[Stored data]
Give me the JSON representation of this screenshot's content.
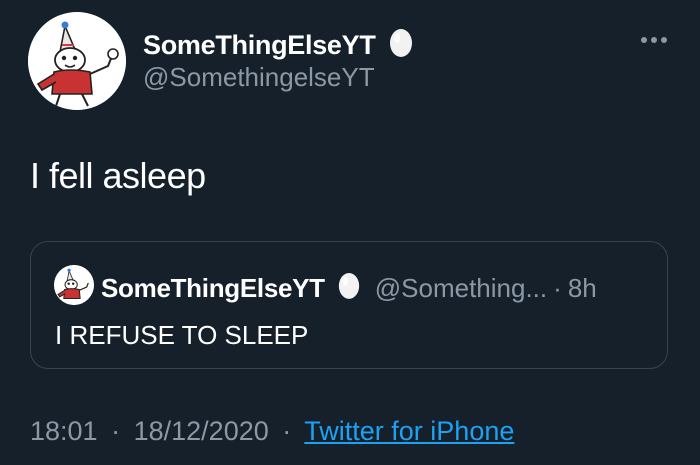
{
  "tweet": {
    "author": {
      "display_name": "SomeThingElseYT",
      "handle": "@SomethingelseYT",
      "avatar_icon": "cartoon-character-avatar",
      "badge_icon": "egg-icon"
    },
    "text": "I fell asleep",
    "more_icon": "more-options-icon"
  },
  "quoted_tweet": {
    "display_name": "SomeThingElseYT",
    "handle": "@Something...",
    "separator": "·",
    "time": "8h",
    "text": "I REFUSE TO SLEEP"
  },
  "meta": {
    "time": "18:01",
    "date": "18/12/2020",
    "separator": "·",
    "source": "Twitter for iPhone"
  },
  "colors": {
    "background": "#15202b",
    "text": "#ffffff",
    "secondary_text": "#8b98a5",
    "link": "#1da1f2",
    "border": "#38444d"
  }
}
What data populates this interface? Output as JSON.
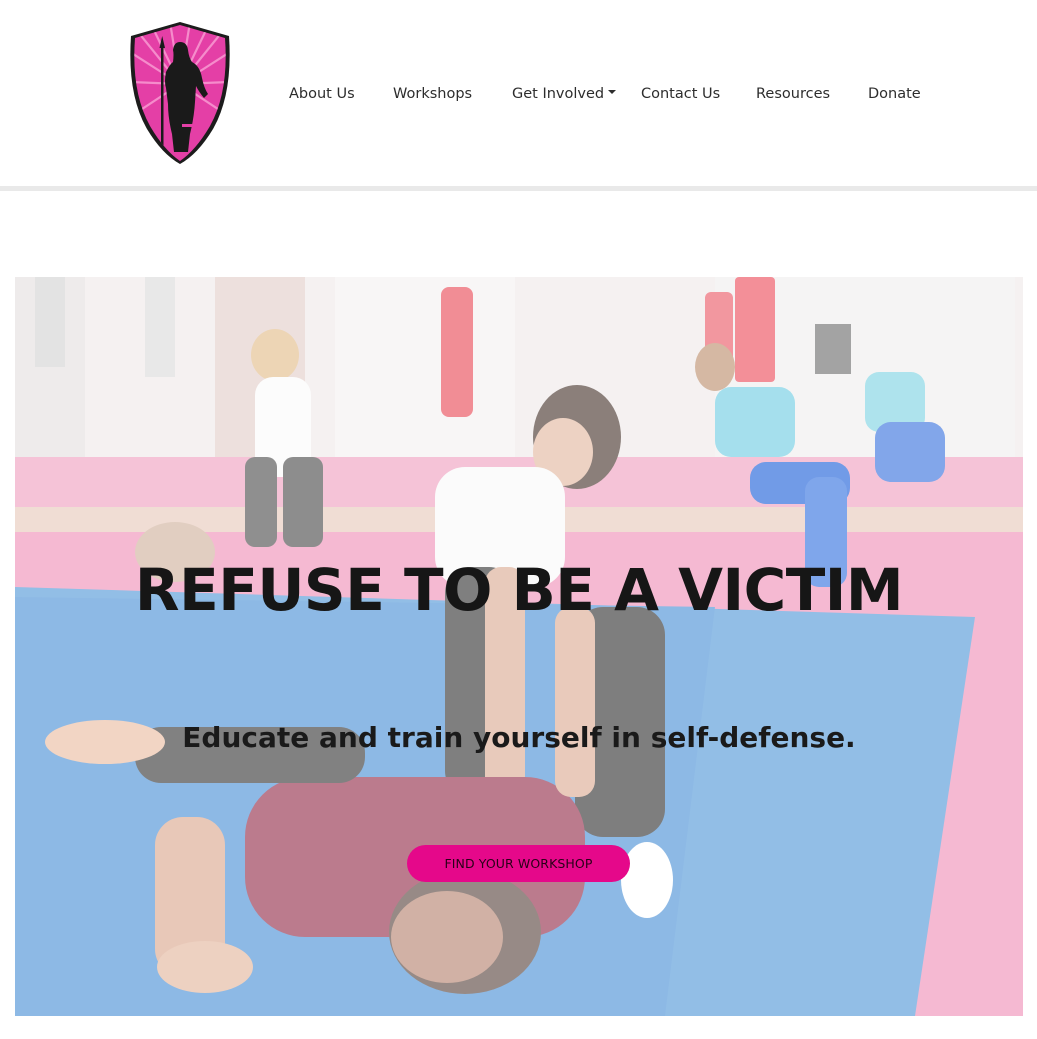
{
  "site": {
    "logo_icon": "shield-warrior-silhouette-icon",
    "brand_color": "#e5088a"
  },
  "nav": {
    "items": [
      {
        "label": "About Us"
      },
      {
        "label": "Workshops"
      },
      {
        "label": "Get Involved",
        "has_dropdown": true
      },
      {
        "label": "Contact Us"
      },
      {
        "label": "Resources"
      },
      {
        "label": "Donate"
      }
    ]
  },
  "hero": {
    "title": "REFUSE TO BE A VICTIM",
    "subtitle": "Educate and train yourself in self-defense.",
    "cta_label": "FIND YOUR WORKSHOP"
  }
}
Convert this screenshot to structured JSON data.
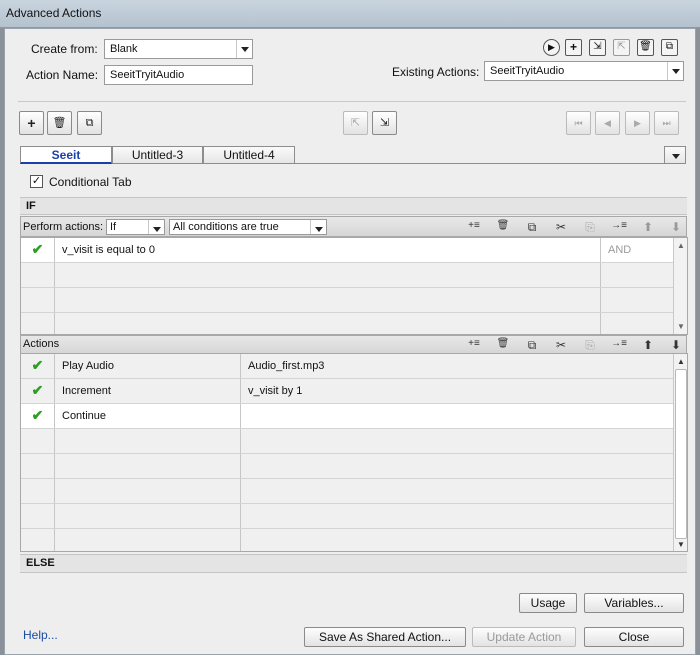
{
  "window": {
    "title": "Advanced Actions"
  },
  "form": {
    "create_from_label": "Create from:",
    "create_from_value": "Blank",
    "action_name_label": "Action Name:",
    "action_name_value": "SeeitTryitAudio",
    "existing_actions_label": "Existing Actions:",
    "existing_actions_value": "SeeitTryitAudio"
  },
  "top_icons": {
    "play": "▶",
    "add": "+",
    "import": "⇲",
    "export": "⇱",
    "delete": "🗑",
    "duplicate": "⧉"
  },
  "toolbar": {
    "add": "+",
    "delete": "🗑",
    "copy": "⧉",
    "mid1": "⇱",
    "mid2": "⇲",
    "first": "⏮",
    "prev": "◀",
    "next": "▶",
    "last": "⏭"
  },
  "tabs": [
    {
      "label": "Seeit"
    },
    {
      "label": "Untitled-3"
    },
    {
      "label": "Untitled-4"
    }
  ],
  "conditional_tab": {
    "checked": true,
    "check_mark": "✓",
    "label": "Conditional Tab"
  },
  "if_header": "IF",
  "perform": {
    "label": "Perform actions:",
    "mode": "If",
    "condition_scope": "All conditions are true"
  },
  "grid_tools": {
    "insert": "+≡",
    "delete": "🗑",
    "copy": "⧉",
    "cut": "✂",
    "paste": "⎘",
    "indent": "→≡",
    "up": "⬆",
    "down": "⬇"
  },
  "conditions": [
    {
      "check": "✔",
      "text": "v_visit   is equal to   0",
      "op": "AND"
    }
  ],
  "actions_label": "Actions",
  "actions": [
    {
      "check": "✔",
      "action": "Play Audio",
      "target": "Audio_first.mp3"
    },
    {
      "check": "✔",
      "action": "Increment",
      "target": "v_visit   by   1"
    },
    {
      "check": "✔",
      "action": "Continue",
      "target": ""
    }
  ],
  "else_header": "ELSE",
  "buttons": {
    "usage": "Usage",
    "variables": "Variables...",
    "help": "Help...",
    "save_shared": "Save As Shared Action...",
    "update": "Update Action",
    "close": "Close"
  }
}
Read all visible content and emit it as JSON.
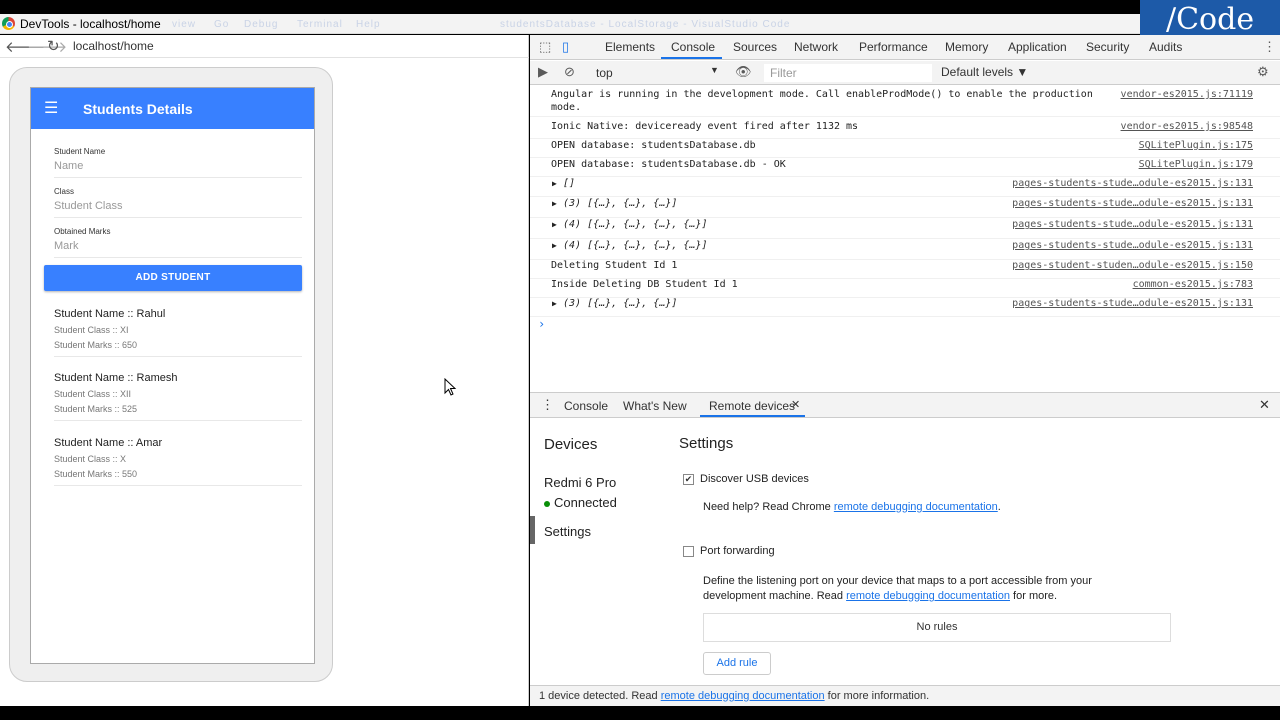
{
  "window": {
    "title": "DevTools - localhost/home",
    "ghost_tabs": [
      "view",
      "Go",
      "Debug",
      "Terminal",
      "Help"
    ],
    "ghost_path": "studentsDatabase - LocalStorage - VisualStudio Code"
  },
  "brand": {
    "text": "/Code",
    "color": "#1d5aa8"
  },
  "browser": {
    "back_icon": "back-arrow-icon",
    "forward_icon": "forward-arrow-icon",
    "reload_icon": "reload-icon",
    "url": "localhost/home"
  },
  "app": {
    "toolbar_title": "Students Details",
    "accent_color": "#3880ff",
    "form": {
      "name_label": "Student Name",
      "name_placeholder": "Name",
      "class_label": "Class",
      "class_placeholder": "Student Class",
      "marks_label": "Obtained Marks",
      "marks_placeholder": "Mark",
      "add_button": "ADD STUDENT"
    },
    "students": [
      {
        "name": "Student Name :: Rahul",
        "class": "Student Class :: XI",
        "marks": "Student Marks :: 650"
      },
      {
        "name": "Student Name :: Ramesh",
        "class": "Student Class :: XII",
        "marks": "Student Marks :: 525"
      },
      {
        "name": "Student Name :: Amar",
        "class": "Student Class :: X",
        "marks": "Student Marks :: 550"
      }
    ]
  },
  "devtools": {
    "tabs": [
      "Elements",
      "Console",
      "Sources",
      "Network",
      "Performance",
      "Memory",
      "Application",
      "Security",
      "Audits"
    ],
    "active_tab": "Console",
    "console_bar": {
      "context": "top",
      "filter_placeholder": "Filter",
      "levels": "Default levels ▼"
    },
    "logs": [
      {
        "msg": "Angular is running in the development mode. Call enableProdMode() to enable the production",
        "msg2": "mode.",
        "src": "vendor-es2015.js:71119"
      },
      {
        "msg": "Ionic Native: deviceready event fired after 1132 ms",
        "src": "vendor-es2015.js:98548"
      },
      {
        "msg": "OPEN database: studentsDatabase.db",
        "src": "SQLitePlugin.js:175"
      },
      {
        "msg": "OPEN database: studentsDatabase.db - OK",
        "src": "SQLitePlugin.js:179"
      },
      {
        "obj": "[]",
        "src": "pages-students-stude…odule-es2015.js:131"
      },
      {
        "obj": "(3) [{…}, {…}, {…}]",
        "src": "pages-students-stude…odule-es2015.js:131"
      },
      {
        "obj": "(4) [{…}, {…}, {…}, {…}]",
        "src": "pages-students-stude…odule-es2015.js:131"
      },
      {
        "obj": "(4) [{…}, {…}, {…}, {…}]",
        "src": "pages-students-stude…odule-es2015.js:131"
      },
      {
        "msg": "Deleting Student Id 1",
        "src": "pages-student-studen…odule-es2015.js:150"
      },
      {
        "msg": "Inside Deleting DB Student Id 1",
        "src": "common-es2015.js:783"
      },
      {
        "obj": "(3) [{…}, {…}, {…}]",
        "src": "pages-students-stude…odule-es2015.js:131"
      }
    ],
    "prompt": "›",
    "drawer": {
      "tabs": [
        "Console",
        "What's New",
        "Remote devices"
      ],
      "active_tab": "Remote devices",
      "devices_heading": "Devices",
      "device_name": "Redmi 6 Pro",
      "device_status": "Connected",
      "settings_item": "Settings",
      "settings_heading": "Settings",
      "discover_usb": "Discover USB devices",
      "discover_checked": true,
      "help_prefix": "Need help? Read Chrome ",
      "help_link": "remote debugging documentation",
      "help_suffix": ".",
      "port_forwarding": "Port forwarding",
      "port_checked": false,
      "pf_desc1": "Define the listening port on your device that maps to a port accessible from your",
      "pf_desc2_prefix": "development machine. Read ",
      "pf_desc2_link": "remote debugging documentation",
      "pf_desc2_suffix": " for more.",
      "no_rules": "No rules",
      "add_rule": "Add rule",
      "status_prefix": "1 device detected. Read ",
      "status_link": "remote debugging documentation",
      "status_suffix": " for more information."
    }
  }
}
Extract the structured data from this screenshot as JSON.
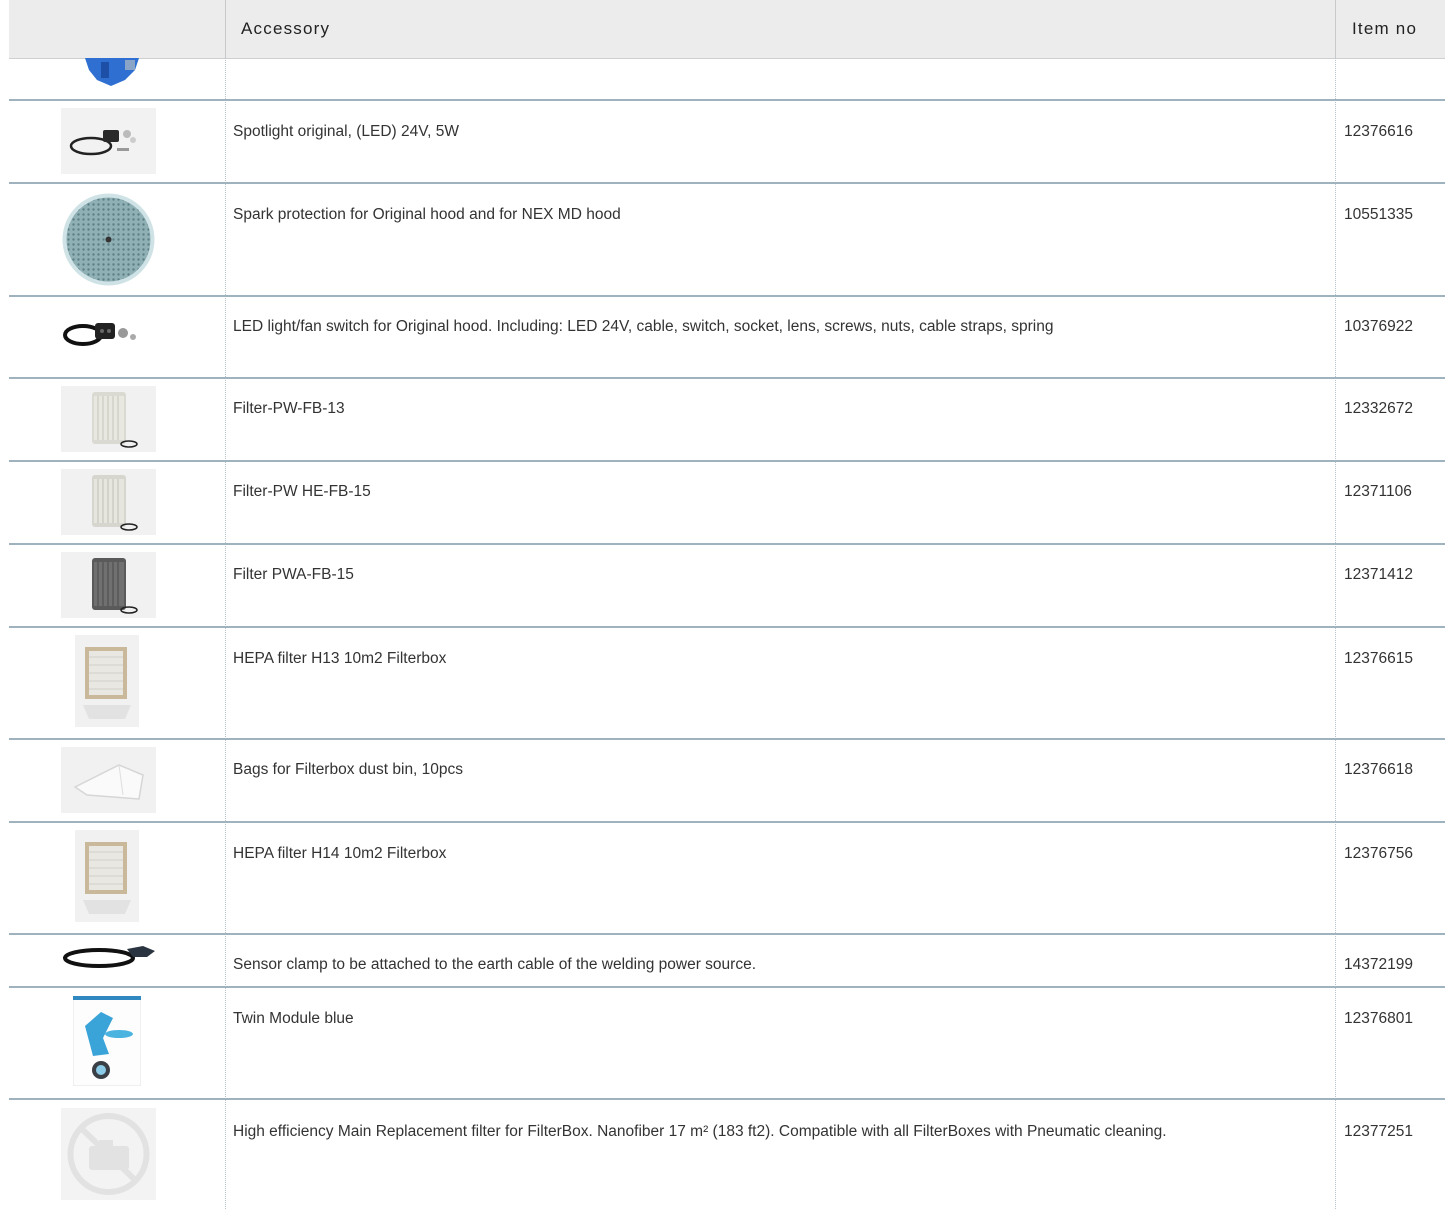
{
  "table": {
    "headers": {
      "accessory": "Accessory",
      "item_no": "Item no"
    },
    "rows": [
      {
        "desc": "",
        "item_no": "",
        "image": "blue-module-partial-icon"
      },
      {
        "desc": "Spotlight original, (LED) 24V, 5W",
        "item_no": "12376616",
        "image": "spotlight-icon"
      },
      {
        "desc": "Spark protection for Original hood and for NEX MD hood",
        "item_no": "10551335",
        "image": "spark-protection-icon"
      },
      {
        "desc": "LED light/fan switch for Original hood. Including: LED 24V, cable, switch, socket, lens, screws, nuts, cable straps, spring",
        "item_no": "10376922",
        "image": "led-switch-kit-icon"
      },
      {
        "desc": "Filter-PW-FB-13",
        "item_no": "12332672",
        "image": "cartridge-filter-icon"
      },
      {
        "desc": "Filter-PW HE-FB-15",
        "item_no": "12371106",
        "image": "cartridge-filter-icon"
      },
      {
        "desc": "Filter PWA-FB-15",
        "item_no": "12371412",
        "image": "carbon-filter-icon"
      },
      {
        "desc": "HEPA filter H13 10m2 Filterbox",
        "item_no": "12376615",
        "image": "hepa-filter-icon"
      },
      {
        "desc": "Bags for Filterbox dust bin, 10pcs",
        "item_no": "12376618",
        "image": "dust-bag-icon"
      },
      {
        "desc": "HEPA filter H14 10m2 Filterbox",
        "item_no": "12376756",
        "image": "hepa-filter-icon"
      },
      {
        "desc": "Sensor clamp to be attached to the earth cable of the welding power source.",
        "item_no": "14372199",
        "image": "sensor-clamp-icon"
      },
      {
        "desc": "Twin Module blue",
        "item_no": "12376801",
        "image": "twin-module-icon"
      },
      {
        "desc": "High efficiency Main Replacement filter for FilterBox. Nanofiber 17 m² (183 ft2). Compatible with all FilterBoxes with Pneumatic cleaning.",
        "item_no": "12377251",
        "image": "no-image-icon"
      }
    ]
  }
}
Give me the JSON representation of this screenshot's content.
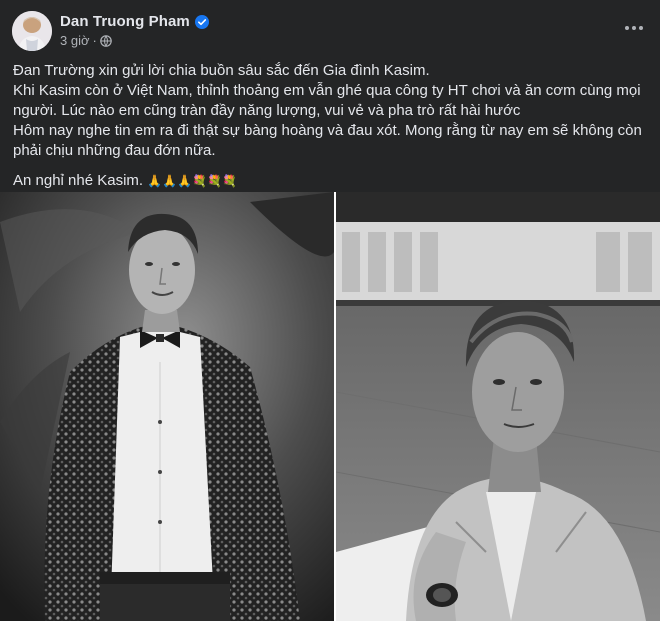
{
  "post": {
    "author": "Dan Truong Pham",
    "time": "3 giờ",
    "separator": "·",
    "icons": {
      "avatar": "profile-avatar",
      "verified": "verified-badge-icon",
      "audience": "globe-icon",
      "more": "more-options-icon"
    },
    "colors": {
      "verified": "#1877f2",
      "background": "#242526",
      "text": "#e4e6eb",
      "muted": "#b0b3b8"
    },
    "lines": [
      "Đan Trường xin gửi lời chia buồn sâu sắc đến Gia đình Kasim.",
      "Khi Kasim còn ở Việt Nam, thỉnh thoảng em vẫn ghé qua công ty HT chơi và ăn cơm cùng mọi",
      "người. Lúc nào em cũng tràn đầy năng lượng, vui vẻ và pha trò rất hài hước",
      "Hôm nay nghe tin em ra đi thật sự bàng hoàng và đau xót. Mong rằng từ nay em sẽ không còn",
      "phải chịu những đau đớn nữa."
    ],
    "closing": "An nghỉ nhé Kasim.",
    "closing_emojis": "🙏🙏🙏💐💐💐"
  }
}
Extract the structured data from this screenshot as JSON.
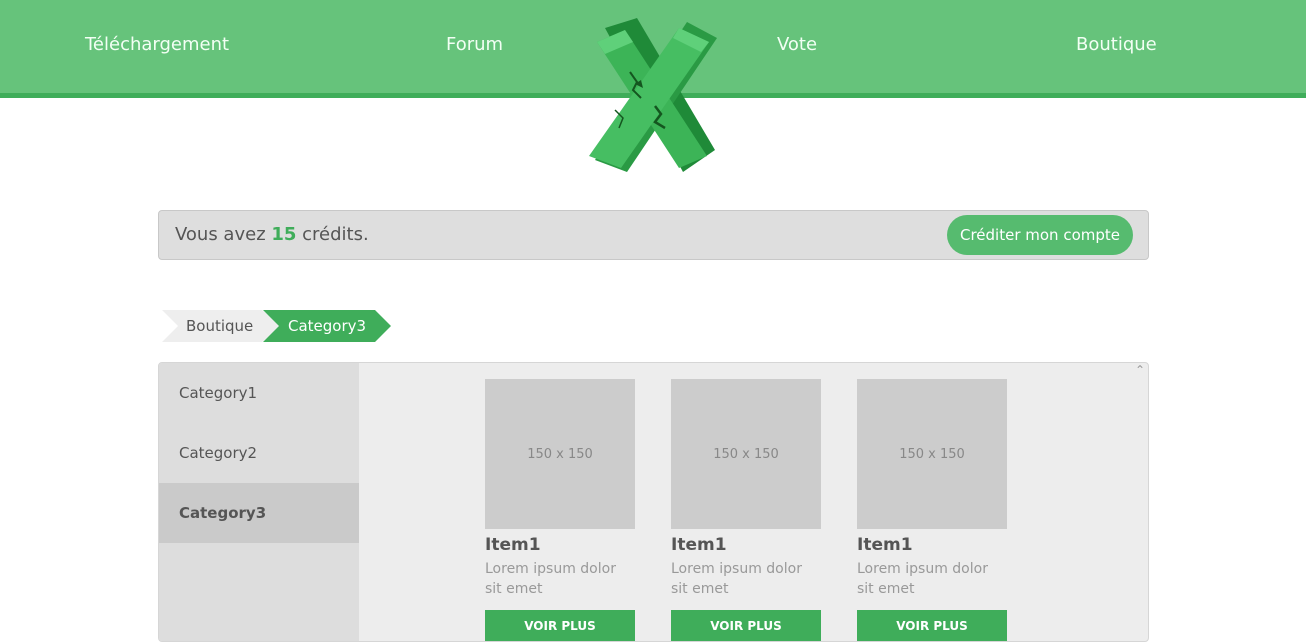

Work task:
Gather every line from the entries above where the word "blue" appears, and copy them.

Task output:
        "image": "blue-module-partial-icon"
        "desc": "Twin Module blue",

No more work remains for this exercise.